══ The input

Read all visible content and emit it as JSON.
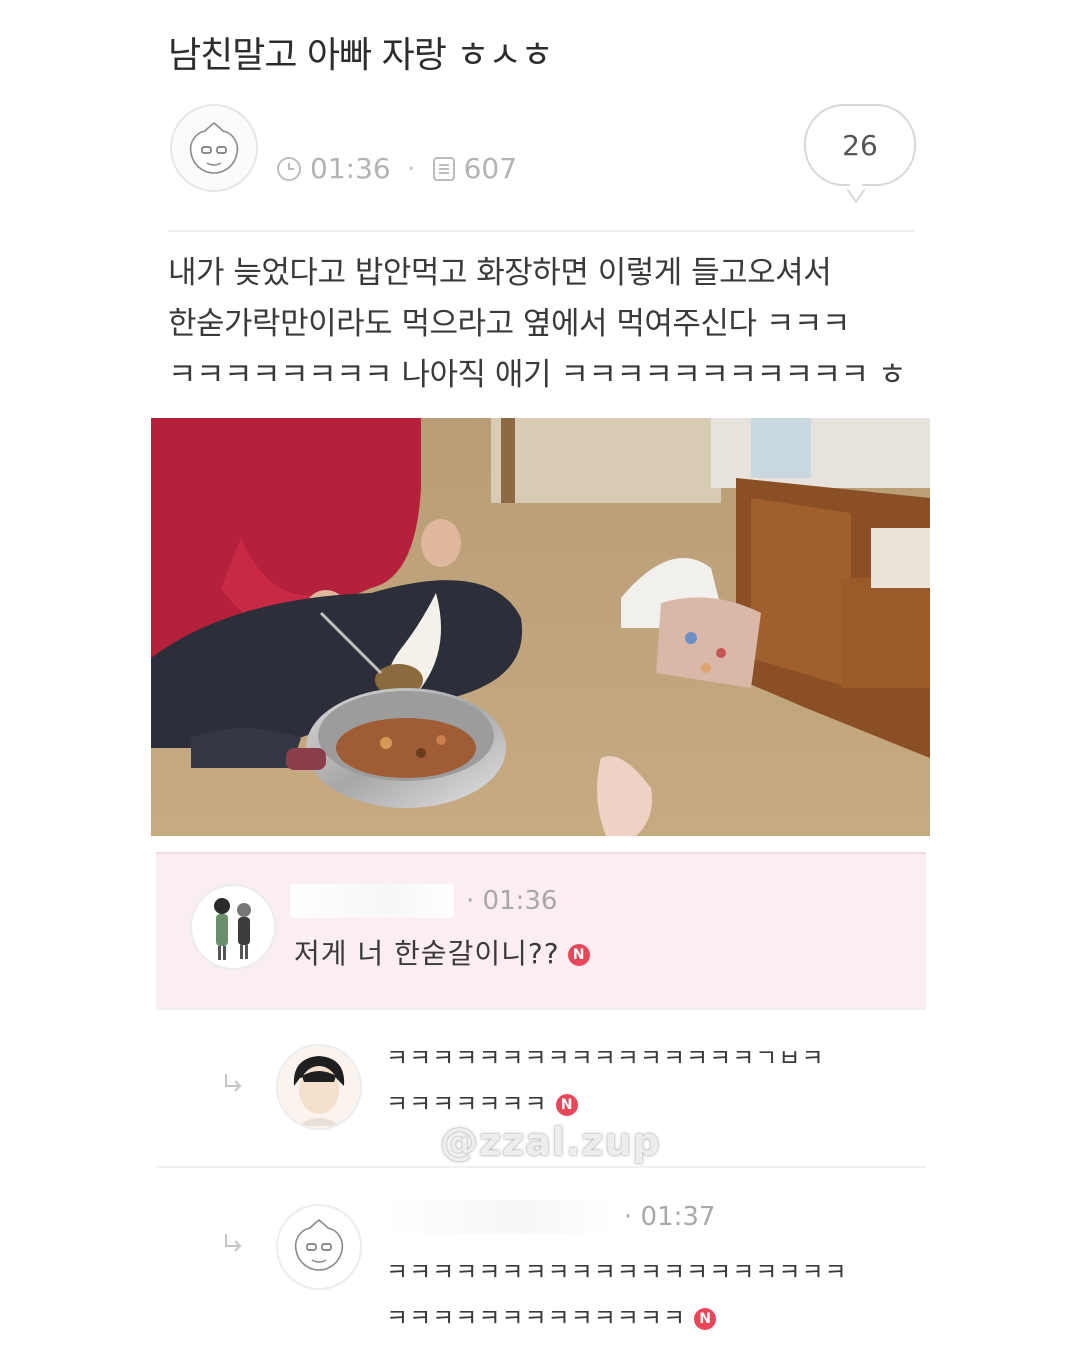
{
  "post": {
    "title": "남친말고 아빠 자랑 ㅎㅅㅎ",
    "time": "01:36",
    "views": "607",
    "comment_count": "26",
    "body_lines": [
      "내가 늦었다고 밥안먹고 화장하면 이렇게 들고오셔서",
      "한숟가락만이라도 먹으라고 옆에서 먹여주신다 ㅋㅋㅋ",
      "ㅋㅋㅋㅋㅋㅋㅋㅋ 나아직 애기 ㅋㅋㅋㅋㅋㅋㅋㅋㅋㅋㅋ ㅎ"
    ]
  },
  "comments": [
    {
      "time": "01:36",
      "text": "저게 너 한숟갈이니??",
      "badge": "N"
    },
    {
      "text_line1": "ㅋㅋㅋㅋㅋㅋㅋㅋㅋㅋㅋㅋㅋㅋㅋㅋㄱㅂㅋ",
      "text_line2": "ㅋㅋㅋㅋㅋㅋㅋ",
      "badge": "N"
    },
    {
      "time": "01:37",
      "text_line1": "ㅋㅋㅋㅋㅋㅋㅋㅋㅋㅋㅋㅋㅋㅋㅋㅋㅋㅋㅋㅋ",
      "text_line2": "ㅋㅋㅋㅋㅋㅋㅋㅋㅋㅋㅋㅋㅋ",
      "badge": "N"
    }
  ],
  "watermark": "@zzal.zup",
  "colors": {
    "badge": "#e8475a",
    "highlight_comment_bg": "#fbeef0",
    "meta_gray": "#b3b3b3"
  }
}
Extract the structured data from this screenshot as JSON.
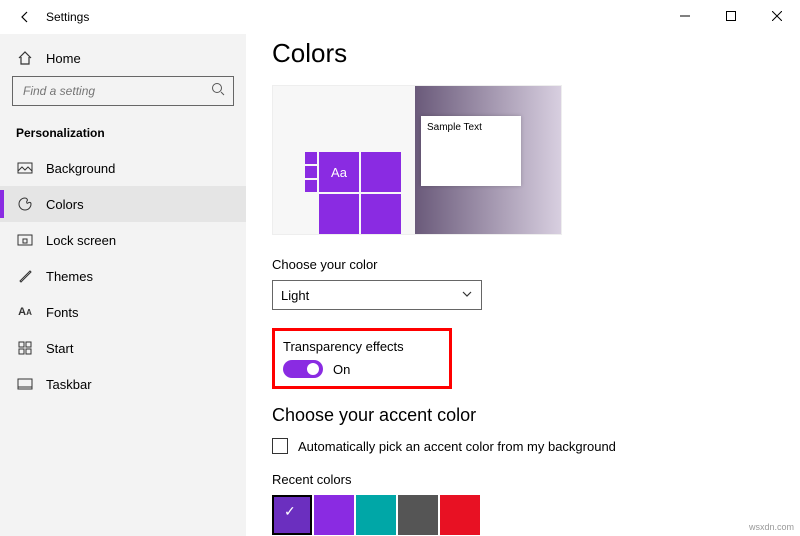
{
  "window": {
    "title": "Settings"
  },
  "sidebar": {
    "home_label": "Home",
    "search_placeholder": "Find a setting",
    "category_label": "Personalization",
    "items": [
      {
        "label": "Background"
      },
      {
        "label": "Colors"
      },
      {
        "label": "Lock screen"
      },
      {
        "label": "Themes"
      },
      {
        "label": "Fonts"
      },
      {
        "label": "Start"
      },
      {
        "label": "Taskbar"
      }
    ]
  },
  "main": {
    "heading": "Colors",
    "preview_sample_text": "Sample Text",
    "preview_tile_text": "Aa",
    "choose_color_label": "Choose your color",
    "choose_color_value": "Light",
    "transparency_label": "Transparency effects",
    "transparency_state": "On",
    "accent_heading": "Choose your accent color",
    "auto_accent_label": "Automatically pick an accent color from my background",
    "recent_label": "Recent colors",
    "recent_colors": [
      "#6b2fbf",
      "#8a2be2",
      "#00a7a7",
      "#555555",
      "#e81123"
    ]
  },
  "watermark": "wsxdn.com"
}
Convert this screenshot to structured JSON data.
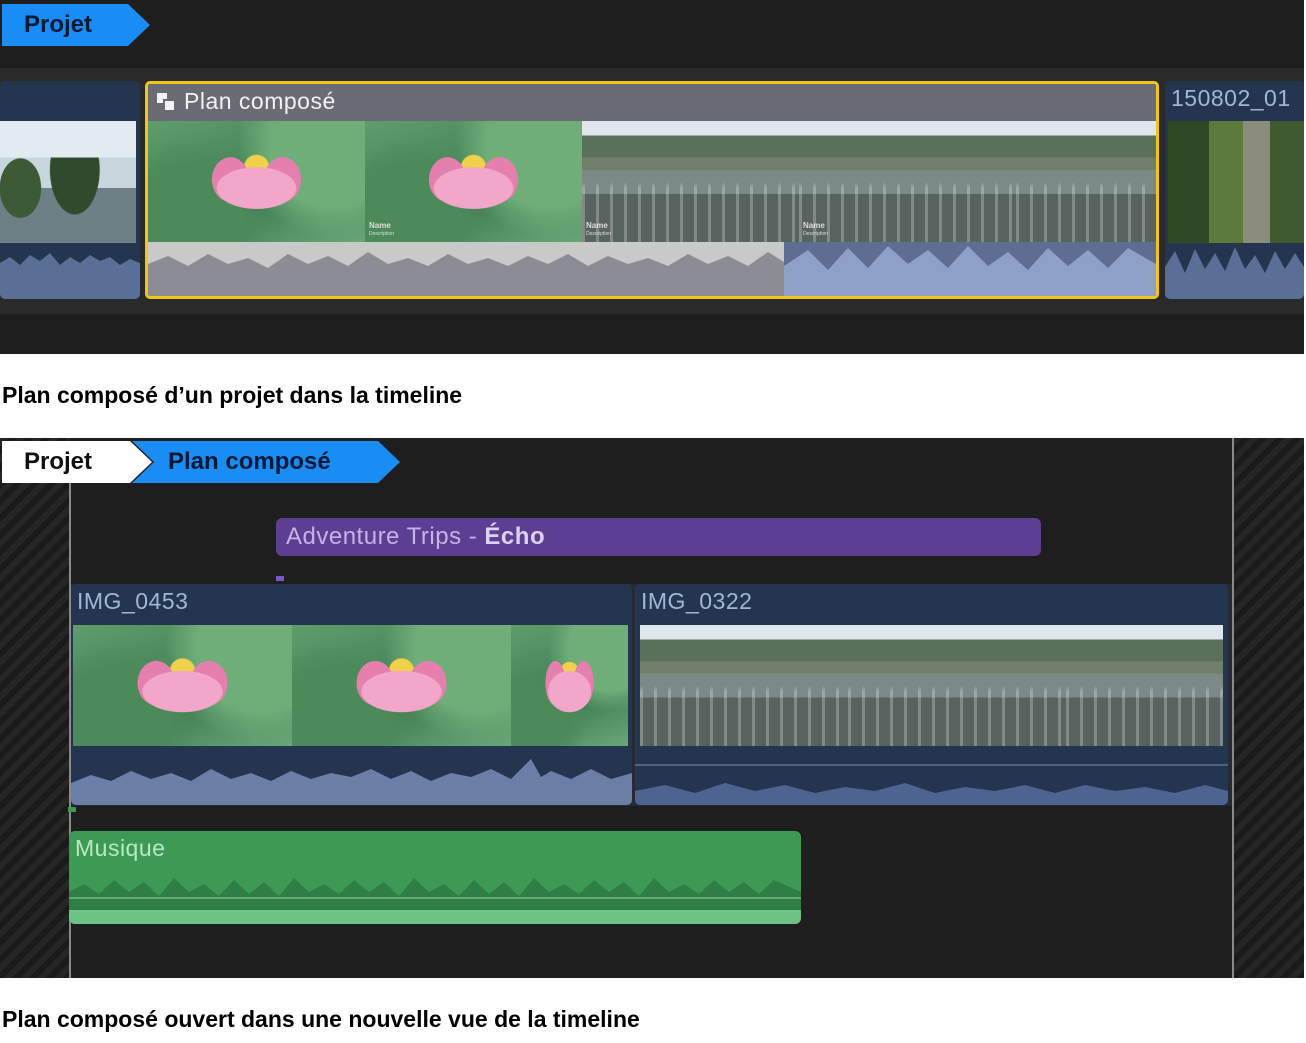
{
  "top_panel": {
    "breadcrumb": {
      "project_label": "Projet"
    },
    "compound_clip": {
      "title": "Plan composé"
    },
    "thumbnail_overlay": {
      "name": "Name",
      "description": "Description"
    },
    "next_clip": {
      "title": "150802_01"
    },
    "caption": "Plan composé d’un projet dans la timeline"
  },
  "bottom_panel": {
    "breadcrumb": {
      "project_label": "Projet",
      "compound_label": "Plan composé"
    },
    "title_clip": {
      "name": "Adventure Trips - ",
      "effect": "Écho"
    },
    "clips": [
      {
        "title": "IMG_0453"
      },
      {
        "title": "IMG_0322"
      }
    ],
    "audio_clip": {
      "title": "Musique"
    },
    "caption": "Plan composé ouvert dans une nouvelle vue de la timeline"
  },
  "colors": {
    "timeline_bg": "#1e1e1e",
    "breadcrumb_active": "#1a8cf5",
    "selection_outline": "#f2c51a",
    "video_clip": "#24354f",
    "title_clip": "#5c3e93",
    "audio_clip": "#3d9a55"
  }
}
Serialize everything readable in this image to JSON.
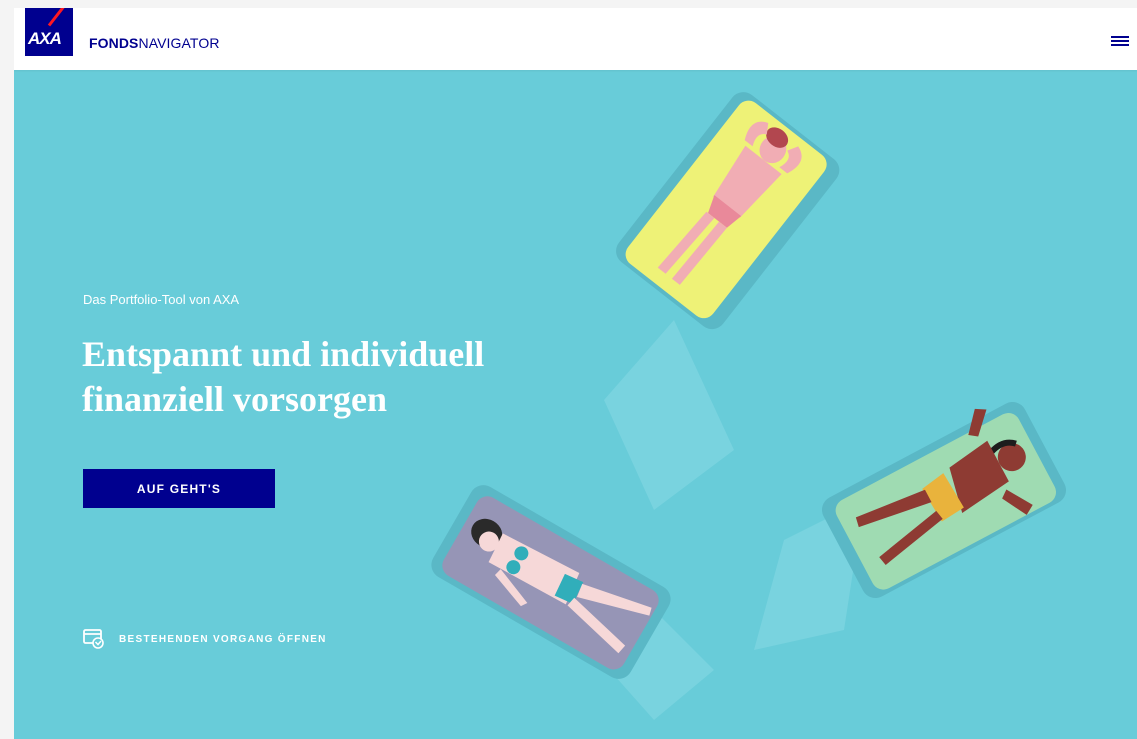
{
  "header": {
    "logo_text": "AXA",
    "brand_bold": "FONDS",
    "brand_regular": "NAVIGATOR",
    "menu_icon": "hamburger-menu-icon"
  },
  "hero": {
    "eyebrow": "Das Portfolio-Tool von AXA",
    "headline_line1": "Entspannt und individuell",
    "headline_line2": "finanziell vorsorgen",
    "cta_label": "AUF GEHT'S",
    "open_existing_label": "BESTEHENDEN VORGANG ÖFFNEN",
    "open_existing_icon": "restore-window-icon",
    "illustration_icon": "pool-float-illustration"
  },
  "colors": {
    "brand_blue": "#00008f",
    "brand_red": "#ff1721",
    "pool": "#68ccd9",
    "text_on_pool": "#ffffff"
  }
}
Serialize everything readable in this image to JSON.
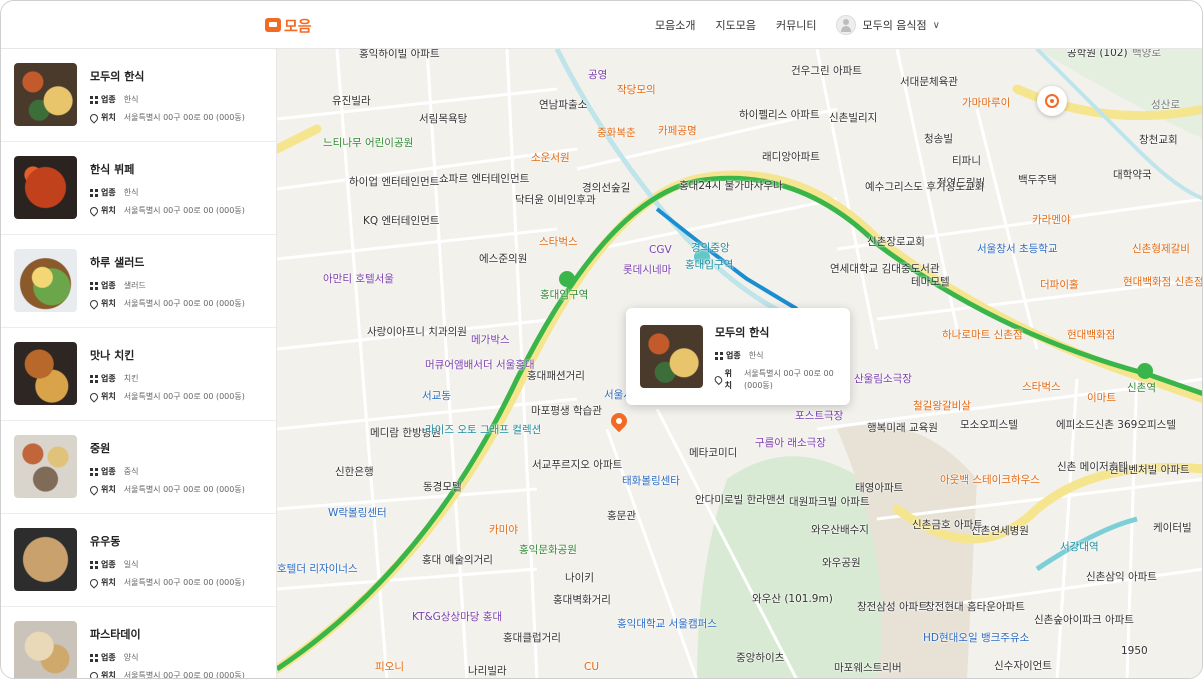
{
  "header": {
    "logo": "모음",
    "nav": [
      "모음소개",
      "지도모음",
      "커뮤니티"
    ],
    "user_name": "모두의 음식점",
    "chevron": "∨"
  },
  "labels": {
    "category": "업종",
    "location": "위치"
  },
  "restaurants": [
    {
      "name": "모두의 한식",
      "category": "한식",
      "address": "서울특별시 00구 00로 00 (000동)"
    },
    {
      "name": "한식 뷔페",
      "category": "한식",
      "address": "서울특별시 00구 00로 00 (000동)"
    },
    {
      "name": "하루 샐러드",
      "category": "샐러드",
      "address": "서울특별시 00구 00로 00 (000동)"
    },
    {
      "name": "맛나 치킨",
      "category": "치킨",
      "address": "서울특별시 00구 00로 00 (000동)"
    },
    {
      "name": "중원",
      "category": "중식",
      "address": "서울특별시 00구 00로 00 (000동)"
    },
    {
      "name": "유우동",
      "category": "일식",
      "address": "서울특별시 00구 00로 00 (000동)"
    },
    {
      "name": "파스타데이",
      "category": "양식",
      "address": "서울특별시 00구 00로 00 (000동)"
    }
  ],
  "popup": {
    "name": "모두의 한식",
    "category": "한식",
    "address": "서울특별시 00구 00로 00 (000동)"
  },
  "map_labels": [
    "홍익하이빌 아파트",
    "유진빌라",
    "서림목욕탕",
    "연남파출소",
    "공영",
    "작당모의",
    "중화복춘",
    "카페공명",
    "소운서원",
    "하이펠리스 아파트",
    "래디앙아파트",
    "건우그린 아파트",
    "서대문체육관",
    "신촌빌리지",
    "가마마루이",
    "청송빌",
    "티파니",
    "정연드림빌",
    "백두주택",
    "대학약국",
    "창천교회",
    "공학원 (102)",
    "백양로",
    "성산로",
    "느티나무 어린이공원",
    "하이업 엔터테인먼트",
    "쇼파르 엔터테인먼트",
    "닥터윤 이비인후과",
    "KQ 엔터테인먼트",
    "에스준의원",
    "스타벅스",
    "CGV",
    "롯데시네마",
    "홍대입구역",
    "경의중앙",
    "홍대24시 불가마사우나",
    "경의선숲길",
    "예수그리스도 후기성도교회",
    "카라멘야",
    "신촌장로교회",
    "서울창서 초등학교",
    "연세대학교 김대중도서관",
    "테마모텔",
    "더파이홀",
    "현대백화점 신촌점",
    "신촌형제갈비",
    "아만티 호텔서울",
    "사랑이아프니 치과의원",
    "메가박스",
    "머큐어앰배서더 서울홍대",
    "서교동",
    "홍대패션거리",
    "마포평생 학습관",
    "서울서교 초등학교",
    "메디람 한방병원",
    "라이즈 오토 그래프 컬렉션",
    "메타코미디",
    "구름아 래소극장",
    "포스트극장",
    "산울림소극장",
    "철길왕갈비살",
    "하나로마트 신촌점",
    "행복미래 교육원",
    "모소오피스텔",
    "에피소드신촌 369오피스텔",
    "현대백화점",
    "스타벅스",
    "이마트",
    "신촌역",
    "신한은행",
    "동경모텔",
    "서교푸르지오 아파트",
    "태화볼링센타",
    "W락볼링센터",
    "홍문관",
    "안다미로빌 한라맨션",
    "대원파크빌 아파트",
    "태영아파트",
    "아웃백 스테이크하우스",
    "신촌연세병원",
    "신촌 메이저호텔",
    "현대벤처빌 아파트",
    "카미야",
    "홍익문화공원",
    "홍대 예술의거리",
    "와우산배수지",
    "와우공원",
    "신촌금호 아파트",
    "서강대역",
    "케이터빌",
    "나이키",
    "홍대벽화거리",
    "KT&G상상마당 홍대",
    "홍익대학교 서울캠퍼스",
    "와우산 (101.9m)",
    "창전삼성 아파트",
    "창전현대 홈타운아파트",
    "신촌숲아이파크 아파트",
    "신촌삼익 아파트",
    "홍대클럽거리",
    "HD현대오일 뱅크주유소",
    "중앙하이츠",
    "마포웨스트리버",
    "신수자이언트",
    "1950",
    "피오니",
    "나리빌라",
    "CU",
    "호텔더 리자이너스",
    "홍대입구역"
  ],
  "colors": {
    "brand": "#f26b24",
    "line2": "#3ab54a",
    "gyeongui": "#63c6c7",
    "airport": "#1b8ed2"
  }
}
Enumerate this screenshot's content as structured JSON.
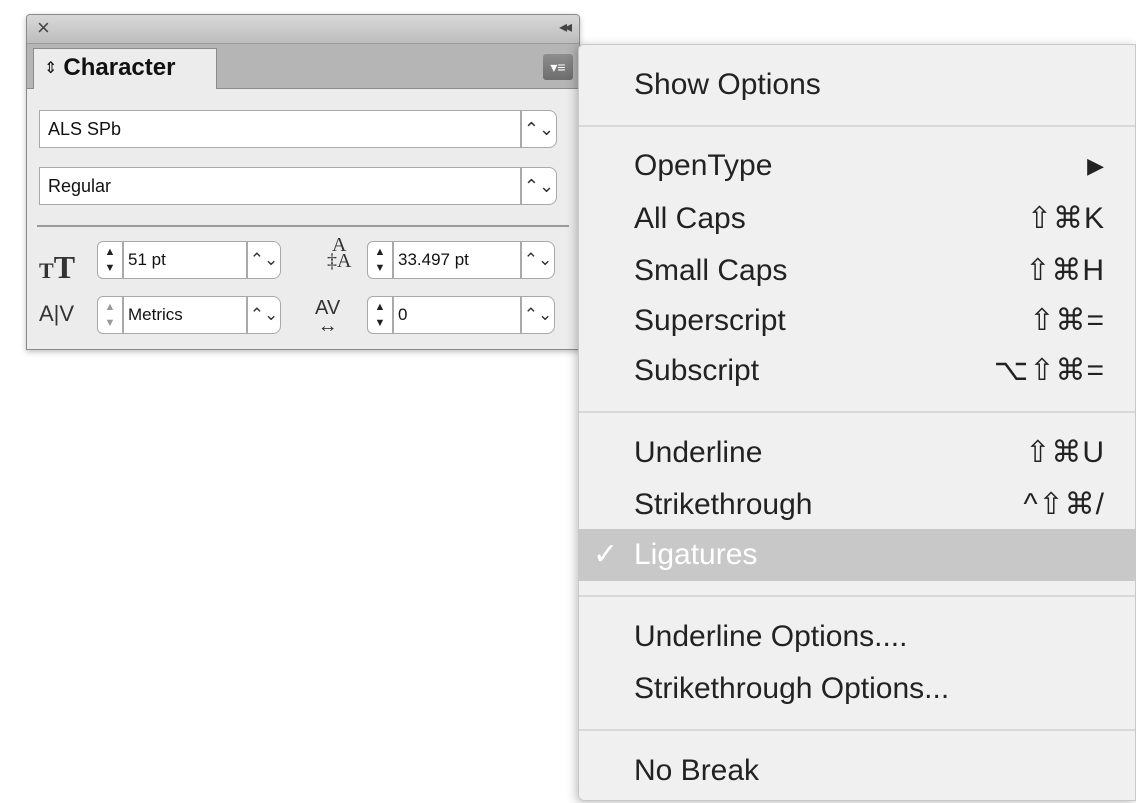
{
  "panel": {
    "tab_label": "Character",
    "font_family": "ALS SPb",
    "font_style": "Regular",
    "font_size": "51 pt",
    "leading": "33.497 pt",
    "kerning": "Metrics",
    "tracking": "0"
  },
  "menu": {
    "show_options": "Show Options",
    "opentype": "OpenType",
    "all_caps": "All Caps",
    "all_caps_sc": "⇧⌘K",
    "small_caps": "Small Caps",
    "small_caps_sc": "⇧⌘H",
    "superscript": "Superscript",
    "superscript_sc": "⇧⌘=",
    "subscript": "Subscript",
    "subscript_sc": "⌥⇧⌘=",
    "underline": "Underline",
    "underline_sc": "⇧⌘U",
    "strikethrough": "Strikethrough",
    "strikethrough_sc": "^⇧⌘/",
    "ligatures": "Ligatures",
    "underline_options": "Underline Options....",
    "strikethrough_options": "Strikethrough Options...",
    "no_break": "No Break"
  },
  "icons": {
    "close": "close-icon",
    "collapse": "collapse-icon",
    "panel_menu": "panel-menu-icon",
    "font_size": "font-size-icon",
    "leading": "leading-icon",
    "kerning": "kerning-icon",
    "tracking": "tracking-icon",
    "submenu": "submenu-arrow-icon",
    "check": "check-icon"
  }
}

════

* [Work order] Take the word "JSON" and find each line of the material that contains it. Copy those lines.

* [Task output]
Read all visible content and emit it as JSON.
Extract the structured data from this screenshot as JSON.
Convert this screenshot to structured JSON data.
Serialize everything readable in this image to JSON.
Serialize everything readable in this image to JSON.
Enumerate this screenshot's content as structured JSON.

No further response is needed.